During Ramadan, nearly half of all survey participants agreed that they spend more time on their mobile devices, and 8 in 10 said that they don’t put their smartphones and tablets down even while watching TV, including members of Gen X and Baby Boomers. One of their favorite activities around Ramadan is discovering shopping ideas, researching things to buy, and, of course, purchasing items.
The first shopping peak happens just before Ramadan, in mid-April, and the second shopping peak coincides with the start of Eid. Even though 39 percent of shoppers start planning their purchases about a month before celebrations start, only 20 percent have completed shopping when Ramadan begins.
For more insights like these, read the full marketing guide, which Facebook kindly published on its website.
Matchmaking App Hawaya Lets Users Connect Based On Lifestyle Choices
Hawaya currently operates in 12 new countries, including Kuwait, Saudi Arabia, UAE, France, Germany, UK, Malaysia, Indonesia, the United States, and Canada.
Finding love is not easy, especially for singles in the Middle East, where conservative cultural norms don’t approve of any but the most traditional forms of matchmaking, which don’t seem all that appealing to many members of younger generations. But it’s not like young men and women in the Middle East are without modern options when it comes to finding the partner of their dreams. Hawaya, a Cairo-born matchmaking app, has recently celebrated 4 million users, and it’s now rolling out a feature that has the potential to expand its userbase even further: the ability to connect based on lifestyle choices with people from other regions.
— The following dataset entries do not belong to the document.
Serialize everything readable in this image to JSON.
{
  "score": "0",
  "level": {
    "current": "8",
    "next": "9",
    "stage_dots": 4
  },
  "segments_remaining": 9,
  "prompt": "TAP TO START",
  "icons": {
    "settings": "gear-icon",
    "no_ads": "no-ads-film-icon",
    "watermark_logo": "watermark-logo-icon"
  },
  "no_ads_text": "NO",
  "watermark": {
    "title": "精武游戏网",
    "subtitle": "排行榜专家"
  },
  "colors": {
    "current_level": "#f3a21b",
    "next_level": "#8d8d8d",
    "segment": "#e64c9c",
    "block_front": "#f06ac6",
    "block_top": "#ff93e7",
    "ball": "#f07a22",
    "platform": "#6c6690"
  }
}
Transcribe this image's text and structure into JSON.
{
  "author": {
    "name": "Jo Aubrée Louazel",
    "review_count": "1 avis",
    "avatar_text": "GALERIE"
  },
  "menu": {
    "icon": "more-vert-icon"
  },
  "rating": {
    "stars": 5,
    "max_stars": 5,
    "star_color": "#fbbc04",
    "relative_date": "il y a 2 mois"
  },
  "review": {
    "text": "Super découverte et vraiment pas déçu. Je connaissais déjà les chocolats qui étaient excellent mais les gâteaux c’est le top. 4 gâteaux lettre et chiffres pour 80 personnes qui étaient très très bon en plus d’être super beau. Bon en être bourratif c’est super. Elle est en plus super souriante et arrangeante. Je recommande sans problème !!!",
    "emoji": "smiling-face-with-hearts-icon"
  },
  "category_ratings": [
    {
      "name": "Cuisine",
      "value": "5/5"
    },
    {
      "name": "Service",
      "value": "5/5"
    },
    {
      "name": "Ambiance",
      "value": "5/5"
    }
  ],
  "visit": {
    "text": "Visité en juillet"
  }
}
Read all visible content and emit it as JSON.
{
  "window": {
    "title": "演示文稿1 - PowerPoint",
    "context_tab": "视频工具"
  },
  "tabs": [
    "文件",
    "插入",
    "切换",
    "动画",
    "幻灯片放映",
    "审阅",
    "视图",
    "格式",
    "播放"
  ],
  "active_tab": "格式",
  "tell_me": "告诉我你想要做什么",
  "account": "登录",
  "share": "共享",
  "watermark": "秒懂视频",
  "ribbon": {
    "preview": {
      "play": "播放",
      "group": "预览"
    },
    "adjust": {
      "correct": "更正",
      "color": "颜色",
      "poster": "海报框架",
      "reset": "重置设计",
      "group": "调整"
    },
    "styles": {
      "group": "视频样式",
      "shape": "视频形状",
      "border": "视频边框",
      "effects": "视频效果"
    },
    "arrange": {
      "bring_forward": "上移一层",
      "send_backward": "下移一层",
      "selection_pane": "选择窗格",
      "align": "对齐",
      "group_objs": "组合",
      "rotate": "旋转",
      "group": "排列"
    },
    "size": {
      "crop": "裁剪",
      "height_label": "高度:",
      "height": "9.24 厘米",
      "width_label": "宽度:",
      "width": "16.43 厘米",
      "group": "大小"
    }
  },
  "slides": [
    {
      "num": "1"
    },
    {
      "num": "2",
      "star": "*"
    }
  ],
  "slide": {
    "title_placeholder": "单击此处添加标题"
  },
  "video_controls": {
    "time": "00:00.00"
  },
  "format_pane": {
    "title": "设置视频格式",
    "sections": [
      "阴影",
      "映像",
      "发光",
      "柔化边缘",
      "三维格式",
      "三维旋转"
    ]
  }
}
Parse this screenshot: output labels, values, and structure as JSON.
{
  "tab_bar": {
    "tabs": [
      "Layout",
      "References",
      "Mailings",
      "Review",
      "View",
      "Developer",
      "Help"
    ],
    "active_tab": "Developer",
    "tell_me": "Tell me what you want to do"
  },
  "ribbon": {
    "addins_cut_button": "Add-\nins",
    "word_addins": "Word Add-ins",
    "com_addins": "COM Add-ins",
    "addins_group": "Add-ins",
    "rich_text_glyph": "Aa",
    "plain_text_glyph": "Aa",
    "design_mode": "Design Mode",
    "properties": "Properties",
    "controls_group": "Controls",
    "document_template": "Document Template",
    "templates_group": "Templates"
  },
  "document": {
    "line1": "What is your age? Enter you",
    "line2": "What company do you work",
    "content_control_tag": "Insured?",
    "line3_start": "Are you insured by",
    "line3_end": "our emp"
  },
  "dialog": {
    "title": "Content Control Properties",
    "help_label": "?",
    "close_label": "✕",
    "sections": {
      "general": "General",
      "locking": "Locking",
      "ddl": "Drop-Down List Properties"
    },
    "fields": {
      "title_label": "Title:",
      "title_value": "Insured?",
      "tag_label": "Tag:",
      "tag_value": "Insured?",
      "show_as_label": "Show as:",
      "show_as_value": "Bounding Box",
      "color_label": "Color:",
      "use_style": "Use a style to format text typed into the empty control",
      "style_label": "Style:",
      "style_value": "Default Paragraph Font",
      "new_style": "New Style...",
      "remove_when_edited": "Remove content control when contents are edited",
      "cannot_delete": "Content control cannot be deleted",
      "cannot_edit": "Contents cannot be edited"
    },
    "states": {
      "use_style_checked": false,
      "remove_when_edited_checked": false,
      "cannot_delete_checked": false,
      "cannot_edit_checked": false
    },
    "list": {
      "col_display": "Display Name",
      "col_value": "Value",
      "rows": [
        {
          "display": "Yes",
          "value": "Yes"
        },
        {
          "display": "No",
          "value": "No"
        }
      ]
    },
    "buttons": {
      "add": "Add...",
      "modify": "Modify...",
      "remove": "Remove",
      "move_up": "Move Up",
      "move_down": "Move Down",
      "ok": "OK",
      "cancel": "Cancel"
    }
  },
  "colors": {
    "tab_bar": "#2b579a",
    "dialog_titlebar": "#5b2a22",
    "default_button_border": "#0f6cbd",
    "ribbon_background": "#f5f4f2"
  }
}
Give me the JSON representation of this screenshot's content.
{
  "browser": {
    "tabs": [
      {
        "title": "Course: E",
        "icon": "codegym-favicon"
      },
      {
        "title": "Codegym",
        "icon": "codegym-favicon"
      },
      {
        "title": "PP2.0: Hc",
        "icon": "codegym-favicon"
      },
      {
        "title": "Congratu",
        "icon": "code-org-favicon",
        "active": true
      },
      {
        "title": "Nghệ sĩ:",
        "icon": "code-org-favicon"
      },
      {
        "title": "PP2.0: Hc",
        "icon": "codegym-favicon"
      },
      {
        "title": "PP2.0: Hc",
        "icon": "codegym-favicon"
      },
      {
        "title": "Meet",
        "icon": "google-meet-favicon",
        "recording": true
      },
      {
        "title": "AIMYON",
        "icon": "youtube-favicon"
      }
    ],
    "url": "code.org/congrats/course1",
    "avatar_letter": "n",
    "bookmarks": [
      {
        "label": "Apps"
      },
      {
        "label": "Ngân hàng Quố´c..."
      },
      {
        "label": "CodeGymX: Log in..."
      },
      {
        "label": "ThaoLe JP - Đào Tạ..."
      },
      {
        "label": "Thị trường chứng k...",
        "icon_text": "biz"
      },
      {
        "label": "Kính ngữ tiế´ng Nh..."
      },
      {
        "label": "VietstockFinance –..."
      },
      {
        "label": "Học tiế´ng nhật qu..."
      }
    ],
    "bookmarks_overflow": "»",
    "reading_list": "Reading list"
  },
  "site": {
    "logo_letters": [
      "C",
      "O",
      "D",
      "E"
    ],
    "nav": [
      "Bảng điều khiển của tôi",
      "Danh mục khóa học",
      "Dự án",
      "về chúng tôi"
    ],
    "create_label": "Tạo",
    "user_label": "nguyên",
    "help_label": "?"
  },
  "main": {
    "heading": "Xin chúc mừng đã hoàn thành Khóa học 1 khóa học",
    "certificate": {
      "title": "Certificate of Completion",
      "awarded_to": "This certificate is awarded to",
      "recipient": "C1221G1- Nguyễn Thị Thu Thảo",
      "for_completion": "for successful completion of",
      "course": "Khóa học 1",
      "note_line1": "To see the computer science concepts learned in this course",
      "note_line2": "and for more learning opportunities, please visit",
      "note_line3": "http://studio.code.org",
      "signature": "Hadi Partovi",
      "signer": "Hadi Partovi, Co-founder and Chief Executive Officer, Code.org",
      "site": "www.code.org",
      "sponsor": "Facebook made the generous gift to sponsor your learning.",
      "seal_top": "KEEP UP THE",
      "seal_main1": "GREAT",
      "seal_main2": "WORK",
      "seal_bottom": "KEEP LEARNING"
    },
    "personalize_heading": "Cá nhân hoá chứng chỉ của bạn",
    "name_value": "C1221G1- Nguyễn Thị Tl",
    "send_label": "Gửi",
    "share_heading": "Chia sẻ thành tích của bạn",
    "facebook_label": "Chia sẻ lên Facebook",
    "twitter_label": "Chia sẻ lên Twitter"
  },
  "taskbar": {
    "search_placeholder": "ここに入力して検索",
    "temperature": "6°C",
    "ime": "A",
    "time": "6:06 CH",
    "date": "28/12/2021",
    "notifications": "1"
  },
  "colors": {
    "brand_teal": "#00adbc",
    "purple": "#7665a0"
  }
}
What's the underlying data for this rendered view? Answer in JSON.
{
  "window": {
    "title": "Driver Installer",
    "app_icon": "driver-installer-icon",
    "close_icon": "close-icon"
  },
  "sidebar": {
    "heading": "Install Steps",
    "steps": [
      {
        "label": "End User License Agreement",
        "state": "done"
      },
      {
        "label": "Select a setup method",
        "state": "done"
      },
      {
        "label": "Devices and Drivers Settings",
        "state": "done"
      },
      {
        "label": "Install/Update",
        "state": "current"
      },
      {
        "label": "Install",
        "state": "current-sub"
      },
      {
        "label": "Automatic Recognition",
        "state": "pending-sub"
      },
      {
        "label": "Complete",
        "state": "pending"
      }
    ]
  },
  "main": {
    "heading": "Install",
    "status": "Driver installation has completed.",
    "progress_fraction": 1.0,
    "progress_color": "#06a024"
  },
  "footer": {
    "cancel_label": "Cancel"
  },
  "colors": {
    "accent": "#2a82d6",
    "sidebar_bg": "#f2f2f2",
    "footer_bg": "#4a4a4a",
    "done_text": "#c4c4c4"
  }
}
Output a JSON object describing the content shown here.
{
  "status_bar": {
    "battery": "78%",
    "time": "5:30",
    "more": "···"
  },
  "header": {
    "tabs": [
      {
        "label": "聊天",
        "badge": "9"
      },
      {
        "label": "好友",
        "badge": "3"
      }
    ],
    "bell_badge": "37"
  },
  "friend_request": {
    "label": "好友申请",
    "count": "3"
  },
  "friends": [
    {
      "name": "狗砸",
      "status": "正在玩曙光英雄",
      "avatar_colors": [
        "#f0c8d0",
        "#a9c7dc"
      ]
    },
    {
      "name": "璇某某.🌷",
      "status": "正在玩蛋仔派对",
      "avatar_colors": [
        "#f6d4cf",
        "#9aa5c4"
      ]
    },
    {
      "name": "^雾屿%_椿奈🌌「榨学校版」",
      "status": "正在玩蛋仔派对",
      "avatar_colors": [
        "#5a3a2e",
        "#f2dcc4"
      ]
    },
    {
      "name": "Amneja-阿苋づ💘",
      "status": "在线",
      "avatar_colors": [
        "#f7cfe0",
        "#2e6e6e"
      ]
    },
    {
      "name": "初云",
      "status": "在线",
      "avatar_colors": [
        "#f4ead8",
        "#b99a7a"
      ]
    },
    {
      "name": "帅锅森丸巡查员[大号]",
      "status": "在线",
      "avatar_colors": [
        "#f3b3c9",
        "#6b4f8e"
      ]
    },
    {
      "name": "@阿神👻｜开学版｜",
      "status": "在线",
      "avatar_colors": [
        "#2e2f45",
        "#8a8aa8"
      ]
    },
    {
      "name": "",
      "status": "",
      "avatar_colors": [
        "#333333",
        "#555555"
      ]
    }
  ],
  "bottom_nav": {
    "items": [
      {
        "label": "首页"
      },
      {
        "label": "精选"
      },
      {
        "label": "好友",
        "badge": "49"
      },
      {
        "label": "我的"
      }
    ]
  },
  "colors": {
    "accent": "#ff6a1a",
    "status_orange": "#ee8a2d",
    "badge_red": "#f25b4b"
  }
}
Hawaya currently operates in 12 new countries, including Kuwait, Saudi Arabia, UAE, France, Germany, UK, Malaysia, Indonesia, the United States of America, and Canada. So far, it has resulted in 18,000 commitments, with 5,000 in Egypt alone.
“We’re seeing singles all over the region, women in particular, trusting in Hawaya to find their life partner more than ever before, which displays greater social acceptance for mobile matchmaking as an empowering tool for women to find their ideal life partner,” said Shaymaa Ali, Hawaya’s co-founder and Marketing Manager in the MENA region.
The new “Lifestyle Preferences” feature allows users to find their other half based on shared interests, likes, and dislikes. Users can now specify the geographic area they would like to explore, instead of always receiving matches that are located as close to them as possible.
“Through innovation, tech, and cultural respect, Hawaya prides itself to be a progressive app that aims to destigmatize the taboo of online matchmaking, and empowering women to take their time and spark a real connection with the love of their lives,” added Sameh Saleh, Hawaya’s founder and CEO.
Since the 2017 launch of Hawaya, social acceptance of online matchmaking in the MENA region has seen a measurable improvement, but there’s still a long way to go before all users of matchmaking apps like Hawaya won’t feel the need to hide their identities.